• [WHAT THE TASK REQUIRES] Which lines below contain the word "icon"? Copy each of them.

• [PROVIDED INFORMATION]
────────────────

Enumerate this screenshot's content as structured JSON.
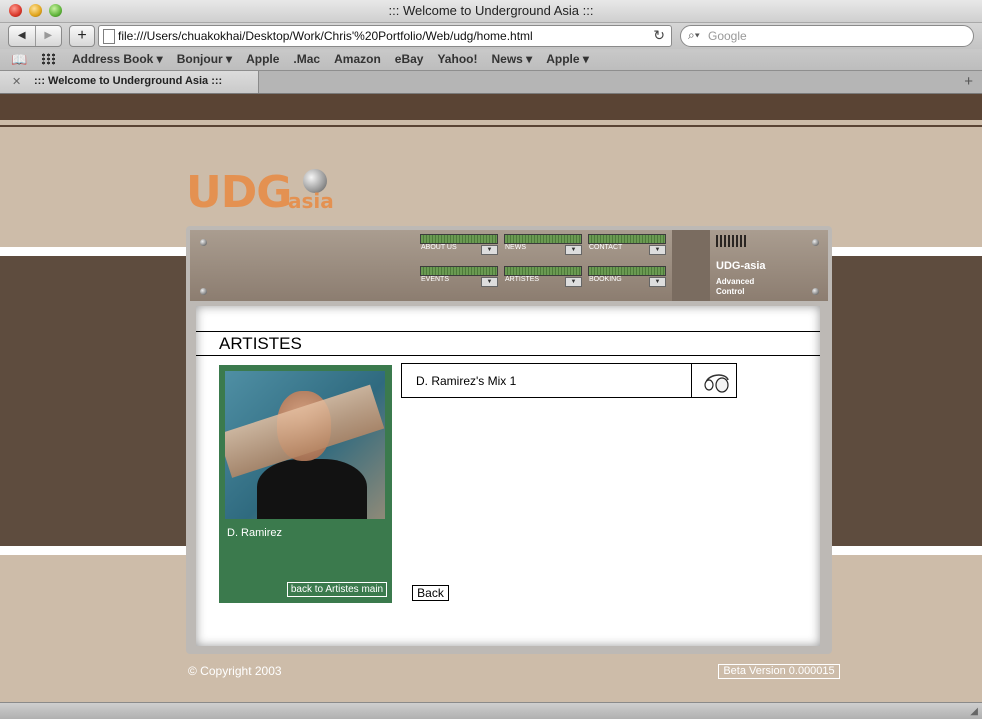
{
  "window": {
    "title": "::: Welcome to Underground Asia :::"
  },
  "toolbar": {
    "back_icon": "back-arrow-icon",
    "forward_icon": "forward-arrow-icon",
    "add_label": "+",
    "url": "file:///Users/chuakokhai/Desktop/Work/Chris'%20Portfolio/Web/udg/home.html",
    "reload_icon": "reload-icon",
    "search_placeholder": "Google"
  },
  "bookmarks": {
    "items": [
      {
        "label": "Address Book ▾"
      },
      {
        "label": "Bonjour ▾"
      },
      {
        "label": "Apple"
      },
      {
        "label": ".Mac"
      },
      {
        "label": "Amazon"
      },
      {
        "label": "eBay"
      },
      {
        "label": "Yahoo!"
      },
      {
        "label": "News ▾"
      },
      {
        "label": "Apple ▾"
      }
    ]
  },
  "tabs": {
    "active_title": "::: Welcome to Underground Asia :::"
  },
  "site": {
    "logo_main": "UDG",
    "logo_sub": "asia",
    "nav": [
      {
        "label": "ABOUT US"
      },
      {
        "label": "NEWS"
      },
      {
        "label": "CONTACT"
      },
      {
        "label": "EVENTS"
      },
      {
        "label": "ARTISTES"
      },
      {
        "label": "BOOKING"
      }
    ],
    "brand_title": "UDG-asia",
    "brand_sub": "Advanced\nControl",
    "page_title": "ARTISTES",
    "artist_name": "D. Ramirez",
    "back_to_artists": "back to Artistes main",
    "mix_title": "D. Ramirez's Mix 1",
    "back_label": "Back",
    "copyright": "© Copyright 2003",
    "beta": "Beta Version 0.000015"
  }
}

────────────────

• [EXERCISE SOLUTION]
    "back_icon": "back-arrow-icon",
    "forward_icon": "forward-arrow-icon",
    "reload_icon": "reload-icon",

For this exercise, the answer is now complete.